Lisa also suggested asking what roles the company is looking to fill. There are often overlooked opportunities at companies simply because they’re new roles, especially at larger companies.

Dominique’s tactic is to discuss recent industry news he’s read about or heard on a podcast. Having something you can fall back on to talk about is another way to keep the conversation moving.

Use Social Media to Jumpstart Connections

LinkedIn is the standard for professional networking platforms, and while it’s wise to use it, there are some important things to keep in mind.

“Don’t forget to have a great headshot and headline on your profile,” Dominique said. “It only takes me three seconds to decide if I will accept or decline a connection request.”

He also suggested using LinkedIn’s QR code to make connections in real time while attending networking events.

Lisa prefers to use LinkedIn to make initial connections — or to keep in touch with acquaintances — but uses email or phone calls to grow meaningful relationships.

“Going out and building your network in a meaningful and conscious way is good,” she said. “It’s okay if you don’t know a lot of people in the industry or have much experience, it’s your resume, but it’s also your brand. Use that page to tell your story, put what’s most important to you on there.”
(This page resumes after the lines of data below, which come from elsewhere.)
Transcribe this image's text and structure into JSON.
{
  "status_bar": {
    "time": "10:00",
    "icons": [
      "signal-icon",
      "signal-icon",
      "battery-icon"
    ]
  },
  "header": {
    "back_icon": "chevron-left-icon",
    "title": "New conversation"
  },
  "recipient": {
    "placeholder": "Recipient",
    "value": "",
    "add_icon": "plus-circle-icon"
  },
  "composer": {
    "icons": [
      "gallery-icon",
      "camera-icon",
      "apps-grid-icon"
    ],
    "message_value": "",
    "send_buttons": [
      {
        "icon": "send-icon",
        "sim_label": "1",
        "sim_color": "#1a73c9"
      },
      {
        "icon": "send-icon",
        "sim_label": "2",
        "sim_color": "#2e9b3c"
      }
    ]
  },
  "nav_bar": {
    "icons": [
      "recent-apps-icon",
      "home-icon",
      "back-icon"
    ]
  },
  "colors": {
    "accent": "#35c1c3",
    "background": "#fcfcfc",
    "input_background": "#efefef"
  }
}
She also suggested adding a personalized note to connection requests you don’t know. After making the request, don’t spam anyone. Be genuine on LinkedIn if you want to make proper connections.

Understand Your Why

The panel discussed what people could do if they’re looking to switch jobs or even industries regarding attending networking events. Their biggest tip was to be confident about why your career is changing.

“If you get real sure and confident about your why — what compelled you to make the switch, what type of change you want to affect in the industry — if you do a good job on that, that will lead you to your how,” Dominique said.

Lisa suggested leaning into your story and having the confidence to share it with whomever you’re networking without apologizing or justifying it.

“People are probably curious about why you made your decision, so get good at telling that story because it’s compelling,” she said. “Your story needs to be told.”

To watch the entire session, please click here. If you’re looking for an internship, check out the Careers tab on our website, and stay in touch with us to hear about upcoming events and opportunities!